Trump l’oeil

Really, I don’t care whom the Americans elect as their president — so long as it isn’t Hillary Clinton, or Donald Trump. From correspondence, I gather many of my USA readers feel the same. (Others are harder to follow, through the obscenities.) They won’t be voting, and refuse to be intimidated by the argument that if you are against one, then you are ipso facto promoting the other. It is possible to be opposed to both; and while there may be jurisdictions in this world wherein one is compelled to vote, even those must contend with spoilt ballots. To vote “tactically” is to enmesh oneself more threadily in the selection of poisons.

The worst argument I have found for supporting Trump, specifically, or any candidate in any election, is that he will provide “hope” for some downtrodden constituency. As I opine in my Thing column today (here), “I think Trump would do for unemployed, blue-collar American whites, what Obama has done for the ghetto blacks: make their position considerably worse, within a society more fatally divided.”

Liberal mass media (not only in USA) make me want to support Trump, and may well help him to the presidency. Were I his political adviser I would tell him to bait them remorselessly. Happily, I am not. The media smears and misrepresentations of that candidate; their suppression of news unfavourable to the other — are an open goad to an electorate ever more inclined to do the opposite of what the media tell them. But I do not think one ought to be goaded, one way or the other, by writers of so low a moral and intellectual height. We should try to ignore them, even though, like pornography, their “journalism” is everywhere in our faces.

Given a choice only between two evils, one may be obliged to prefer the lesser one. But here there is no compulsory choice. The idea that one must vote in a democratic election is like the idea that one must choose between flood and fire. (Of course, once the firemen arrive, you may have both.) One might choose instead to prepare for either, and endure what comes.

And besides, an extremely low turnout can serve as an electoral statement.

Hope, in this world, is misplaced. The (attempted) appropriation of “hope” by politicians can leave only deep scars. The real choice is between religion and politics: ultimately between the teaching of Christ, and profane teaching. To be drawn into the political “narratives” is to be drawn out of the “narrative” for salvation. The good is available to direct, selfless human action; it cannot be delegated to class representatives, nor enforced through political coercion. Whether to Heaven or to Hell, no one goes involuntarily.

Thus, I do not advocate revolution, which can only be another political act. Instead I recommend an ever more conscious aloofness from political processes.

Verily: the exact opposite of what I am now reading from Rome, under the title, Humanam Progressionem.

We are all foreigners here; we are all the equivalent of “undocumented immigrants,” so far as this world goes.
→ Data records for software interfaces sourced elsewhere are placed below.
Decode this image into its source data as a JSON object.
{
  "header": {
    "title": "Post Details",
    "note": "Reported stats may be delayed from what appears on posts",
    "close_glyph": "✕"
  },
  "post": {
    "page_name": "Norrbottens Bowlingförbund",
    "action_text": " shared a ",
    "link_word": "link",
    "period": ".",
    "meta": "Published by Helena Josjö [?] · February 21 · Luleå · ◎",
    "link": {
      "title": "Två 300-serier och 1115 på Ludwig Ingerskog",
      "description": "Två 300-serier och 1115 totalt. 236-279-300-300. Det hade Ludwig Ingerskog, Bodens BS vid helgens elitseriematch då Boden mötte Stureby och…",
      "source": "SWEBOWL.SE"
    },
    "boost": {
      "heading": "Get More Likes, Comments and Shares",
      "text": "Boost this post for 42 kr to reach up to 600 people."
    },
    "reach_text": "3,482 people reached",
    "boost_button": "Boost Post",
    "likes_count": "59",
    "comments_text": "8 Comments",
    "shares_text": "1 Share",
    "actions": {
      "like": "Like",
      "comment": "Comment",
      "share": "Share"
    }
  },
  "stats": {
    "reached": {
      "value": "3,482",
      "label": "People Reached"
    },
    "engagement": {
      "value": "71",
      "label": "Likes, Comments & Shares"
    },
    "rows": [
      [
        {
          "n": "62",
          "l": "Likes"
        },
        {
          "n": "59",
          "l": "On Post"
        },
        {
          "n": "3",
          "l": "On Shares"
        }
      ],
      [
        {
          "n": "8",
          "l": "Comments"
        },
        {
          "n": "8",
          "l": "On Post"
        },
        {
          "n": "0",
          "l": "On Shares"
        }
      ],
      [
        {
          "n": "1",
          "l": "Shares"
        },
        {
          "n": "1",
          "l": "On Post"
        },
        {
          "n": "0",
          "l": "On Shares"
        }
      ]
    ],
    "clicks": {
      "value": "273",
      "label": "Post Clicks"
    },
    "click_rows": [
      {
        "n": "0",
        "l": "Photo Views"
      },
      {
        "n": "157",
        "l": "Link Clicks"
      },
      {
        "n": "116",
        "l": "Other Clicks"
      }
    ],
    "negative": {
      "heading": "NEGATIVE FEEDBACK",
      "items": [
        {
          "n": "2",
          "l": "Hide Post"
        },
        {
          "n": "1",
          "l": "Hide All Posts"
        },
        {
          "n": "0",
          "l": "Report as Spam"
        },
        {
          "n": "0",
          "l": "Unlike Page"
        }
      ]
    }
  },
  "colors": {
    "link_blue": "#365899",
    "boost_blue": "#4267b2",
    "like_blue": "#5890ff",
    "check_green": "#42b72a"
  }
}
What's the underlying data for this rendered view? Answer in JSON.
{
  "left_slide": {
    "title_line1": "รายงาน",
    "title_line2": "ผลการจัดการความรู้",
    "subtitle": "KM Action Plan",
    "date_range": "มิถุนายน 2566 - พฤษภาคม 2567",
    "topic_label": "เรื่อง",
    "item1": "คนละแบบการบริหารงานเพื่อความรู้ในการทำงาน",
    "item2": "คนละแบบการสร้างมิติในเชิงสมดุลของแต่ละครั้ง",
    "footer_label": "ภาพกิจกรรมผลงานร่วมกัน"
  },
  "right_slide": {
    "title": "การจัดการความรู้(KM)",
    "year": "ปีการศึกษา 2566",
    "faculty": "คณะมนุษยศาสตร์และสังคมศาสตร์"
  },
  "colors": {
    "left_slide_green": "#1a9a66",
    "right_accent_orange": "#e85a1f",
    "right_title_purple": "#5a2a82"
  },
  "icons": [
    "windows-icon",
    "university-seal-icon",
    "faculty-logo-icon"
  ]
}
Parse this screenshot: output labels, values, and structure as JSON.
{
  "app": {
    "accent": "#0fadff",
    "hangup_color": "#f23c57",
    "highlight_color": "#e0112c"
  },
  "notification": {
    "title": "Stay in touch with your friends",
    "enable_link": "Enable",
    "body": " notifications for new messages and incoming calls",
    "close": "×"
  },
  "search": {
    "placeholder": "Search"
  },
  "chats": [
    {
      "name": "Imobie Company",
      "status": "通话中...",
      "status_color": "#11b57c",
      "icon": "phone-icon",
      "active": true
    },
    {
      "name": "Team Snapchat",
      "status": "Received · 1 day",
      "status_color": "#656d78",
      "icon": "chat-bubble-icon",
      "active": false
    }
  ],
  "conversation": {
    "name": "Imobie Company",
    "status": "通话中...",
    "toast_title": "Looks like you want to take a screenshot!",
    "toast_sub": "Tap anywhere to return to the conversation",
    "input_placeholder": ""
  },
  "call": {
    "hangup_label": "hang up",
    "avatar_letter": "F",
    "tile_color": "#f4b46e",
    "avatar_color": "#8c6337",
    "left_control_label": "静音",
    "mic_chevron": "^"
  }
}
So far as we are Christians, we were baptized into another order. We must not allow ourselves to be tricked, by the flash hand of any politician, into pretending that we are citizens here.